**Recorded information:**
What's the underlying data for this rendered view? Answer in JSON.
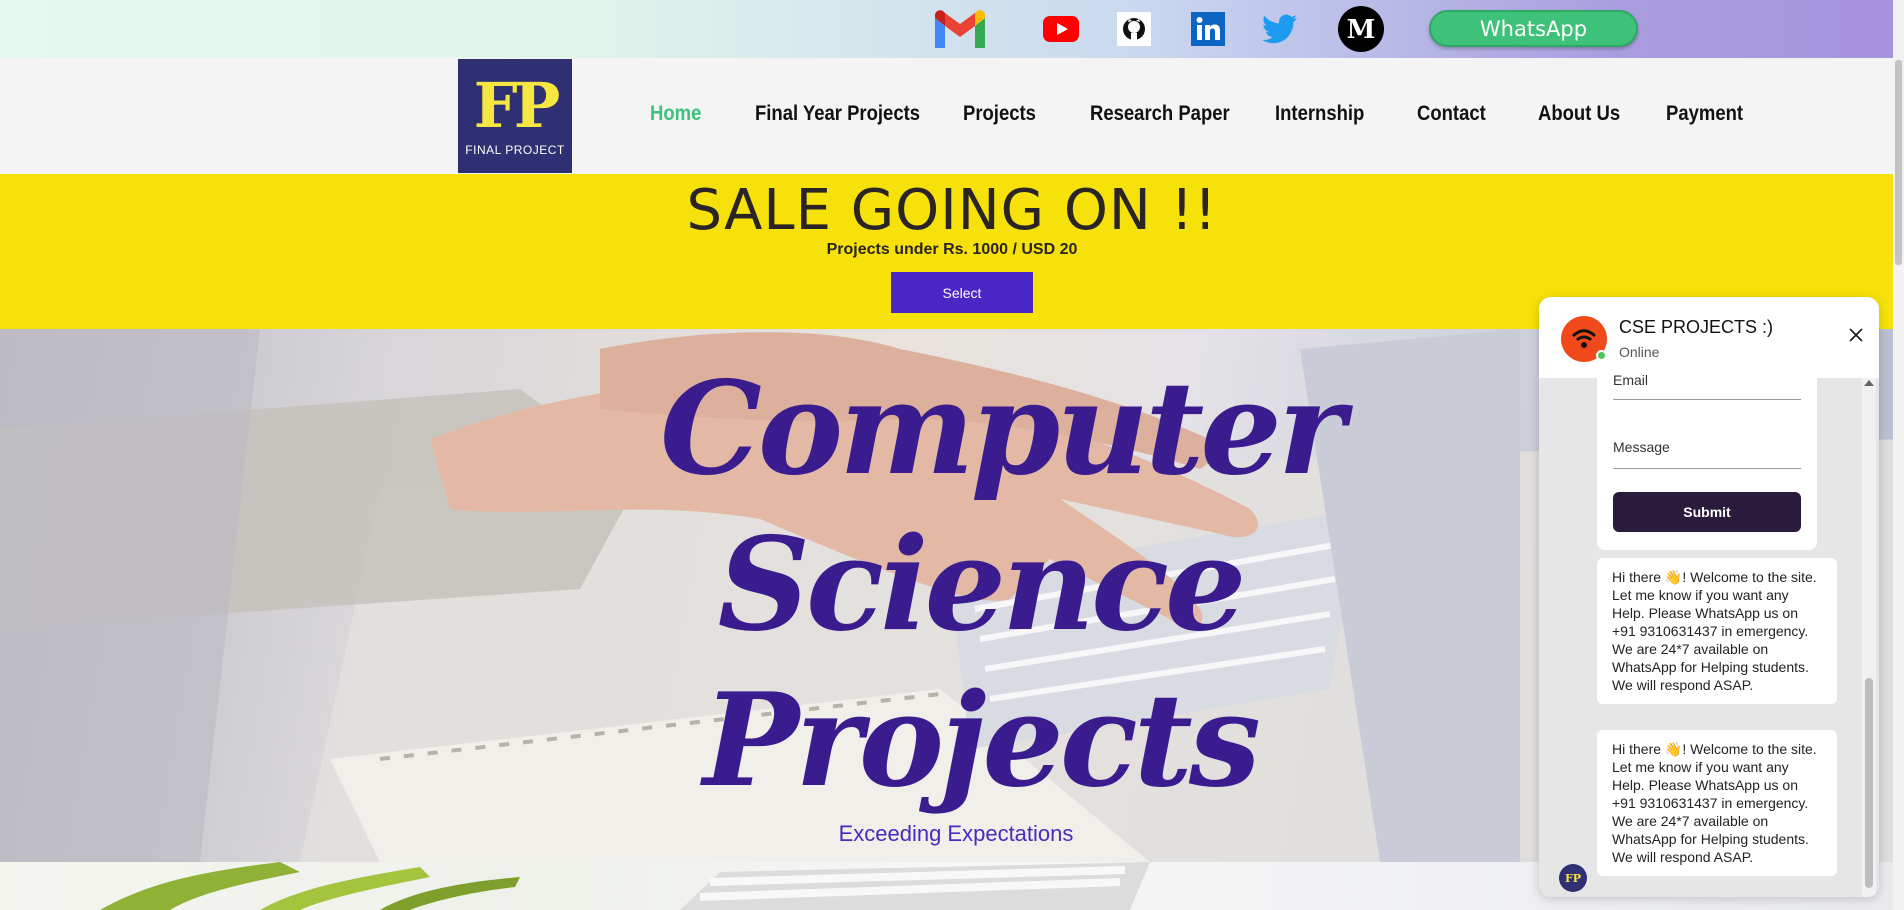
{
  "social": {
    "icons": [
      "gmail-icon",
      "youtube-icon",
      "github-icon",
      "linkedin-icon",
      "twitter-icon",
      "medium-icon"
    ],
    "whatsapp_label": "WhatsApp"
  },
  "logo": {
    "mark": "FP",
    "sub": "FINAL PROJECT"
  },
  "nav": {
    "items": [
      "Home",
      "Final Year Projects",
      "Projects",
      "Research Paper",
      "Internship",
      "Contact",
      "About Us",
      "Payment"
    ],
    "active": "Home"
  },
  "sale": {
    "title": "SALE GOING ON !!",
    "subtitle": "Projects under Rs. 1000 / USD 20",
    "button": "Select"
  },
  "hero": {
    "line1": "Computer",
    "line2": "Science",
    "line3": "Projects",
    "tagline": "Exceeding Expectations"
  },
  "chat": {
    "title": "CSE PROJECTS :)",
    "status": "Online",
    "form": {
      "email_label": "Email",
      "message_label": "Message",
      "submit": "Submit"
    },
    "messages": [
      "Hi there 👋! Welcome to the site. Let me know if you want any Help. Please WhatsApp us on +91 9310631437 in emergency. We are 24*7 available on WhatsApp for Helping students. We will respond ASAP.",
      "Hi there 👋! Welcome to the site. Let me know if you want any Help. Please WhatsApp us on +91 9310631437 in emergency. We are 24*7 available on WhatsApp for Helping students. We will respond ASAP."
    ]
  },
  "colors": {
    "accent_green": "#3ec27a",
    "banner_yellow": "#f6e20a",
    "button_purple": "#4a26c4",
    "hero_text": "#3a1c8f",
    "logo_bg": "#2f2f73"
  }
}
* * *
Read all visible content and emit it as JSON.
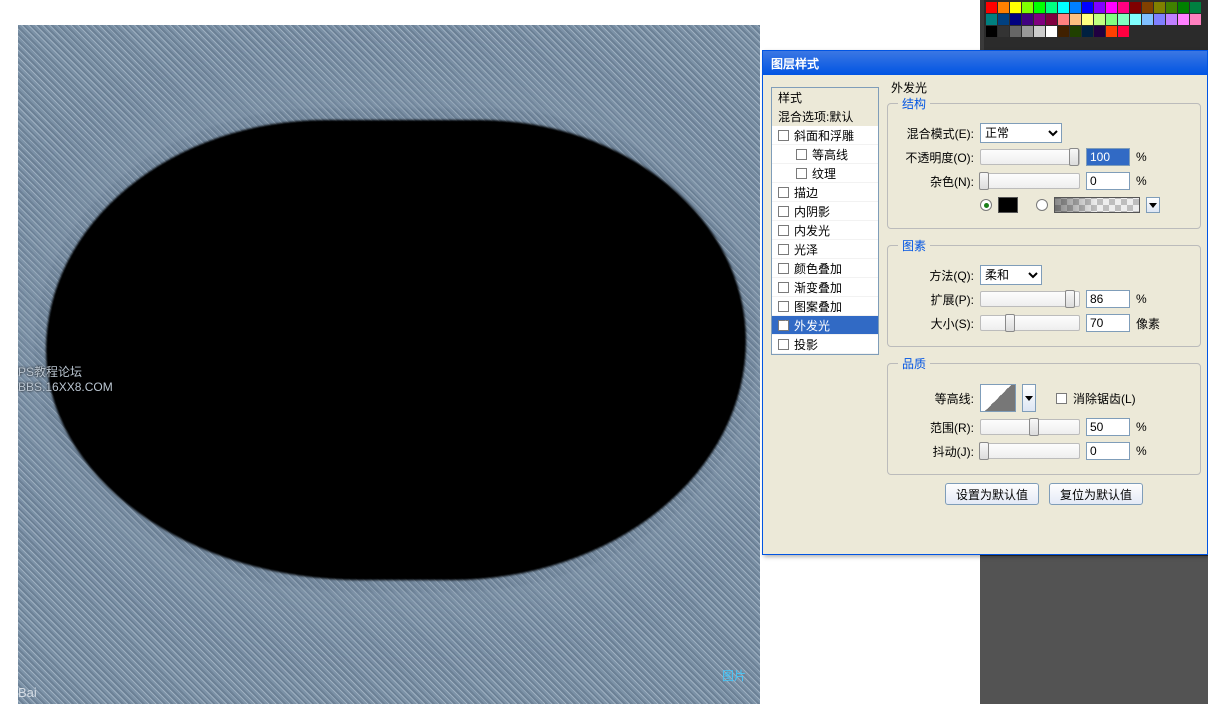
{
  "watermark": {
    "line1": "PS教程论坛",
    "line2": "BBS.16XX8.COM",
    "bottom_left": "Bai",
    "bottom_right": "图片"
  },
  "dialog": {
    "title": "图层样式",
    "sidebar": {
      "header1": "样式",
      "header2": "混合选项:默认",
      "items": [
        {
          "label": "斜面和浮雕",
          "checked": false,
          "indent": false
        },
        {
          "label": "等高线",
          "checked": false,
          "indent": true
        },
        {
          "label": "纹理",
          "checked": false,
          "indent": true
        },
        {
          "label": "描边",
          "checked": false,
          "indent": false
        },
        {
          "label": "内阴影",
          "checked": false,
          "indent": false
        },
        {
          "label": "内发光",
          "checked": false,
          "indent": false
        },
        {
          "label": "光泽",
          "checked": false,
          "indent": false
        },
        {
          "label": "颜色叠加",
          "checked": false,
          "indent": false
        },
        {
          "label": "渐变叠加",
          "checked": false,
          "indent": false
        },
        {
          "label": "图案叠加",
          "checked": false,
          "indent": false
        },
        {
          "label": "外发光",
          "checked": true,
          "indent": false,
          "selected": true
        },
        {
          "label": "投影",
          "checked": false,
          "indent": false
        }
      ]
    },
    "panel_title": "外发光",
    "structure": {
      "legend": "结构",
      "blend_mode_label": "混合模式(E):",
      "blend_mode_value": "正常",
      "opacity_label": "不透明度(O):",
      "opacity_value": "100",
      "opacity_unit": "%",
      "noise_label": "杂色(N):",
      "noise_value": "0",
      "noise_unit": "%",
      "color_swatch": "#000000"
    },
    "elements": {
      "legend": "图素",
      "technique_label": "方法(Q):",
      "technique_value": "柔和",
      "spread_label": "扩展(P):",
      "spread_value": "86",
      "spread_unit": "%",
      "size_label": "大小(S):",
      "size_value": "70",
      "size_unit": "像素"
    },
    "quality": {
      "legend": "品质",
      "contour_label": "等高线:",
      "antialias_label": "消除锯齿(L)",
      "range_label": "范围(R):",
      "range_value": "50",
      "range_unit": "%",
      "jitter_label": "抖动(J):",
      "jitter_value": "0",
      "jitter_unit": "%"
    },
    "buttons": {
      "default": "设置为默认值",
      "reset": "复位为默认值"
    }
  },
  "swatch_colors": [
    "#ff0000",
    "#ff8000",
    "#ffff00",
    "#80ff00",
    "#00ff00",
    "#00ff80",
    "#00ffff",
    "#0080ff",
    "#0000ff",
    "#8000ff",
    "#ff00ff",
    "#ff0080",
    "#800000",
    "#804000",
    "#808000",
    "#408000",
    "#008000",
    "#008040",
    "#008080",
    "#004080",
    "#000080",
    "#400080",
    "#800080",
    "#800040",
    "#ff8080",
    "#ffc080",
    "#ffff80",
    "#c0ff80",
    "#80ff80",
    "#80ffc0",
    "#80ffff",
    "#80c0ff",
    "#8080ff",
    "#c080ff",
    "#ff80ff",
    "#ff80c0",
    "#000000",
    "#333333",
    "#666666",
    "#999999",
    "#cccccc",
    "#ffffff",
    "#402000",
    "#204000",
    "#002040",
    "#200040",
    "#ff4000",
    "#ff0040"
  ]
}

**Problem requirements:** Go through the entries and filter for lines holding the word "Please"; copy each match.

**Answer:**
      "Hi there 👋! Welcome to the site. Let me know if you want any Help. Please WhatsApp us on +91 9310631437 in emergency. We are 24*7 available on WhatsApp for Helping students. We will respond ASAP.",
      "Hi there 👋! Welcome to the site. Let me know if you want any Help. Please WhatsApp us on +91 9310631437 in emergency. We are 24*7 available on WhatsApp for Helping students. We will respond ASAP."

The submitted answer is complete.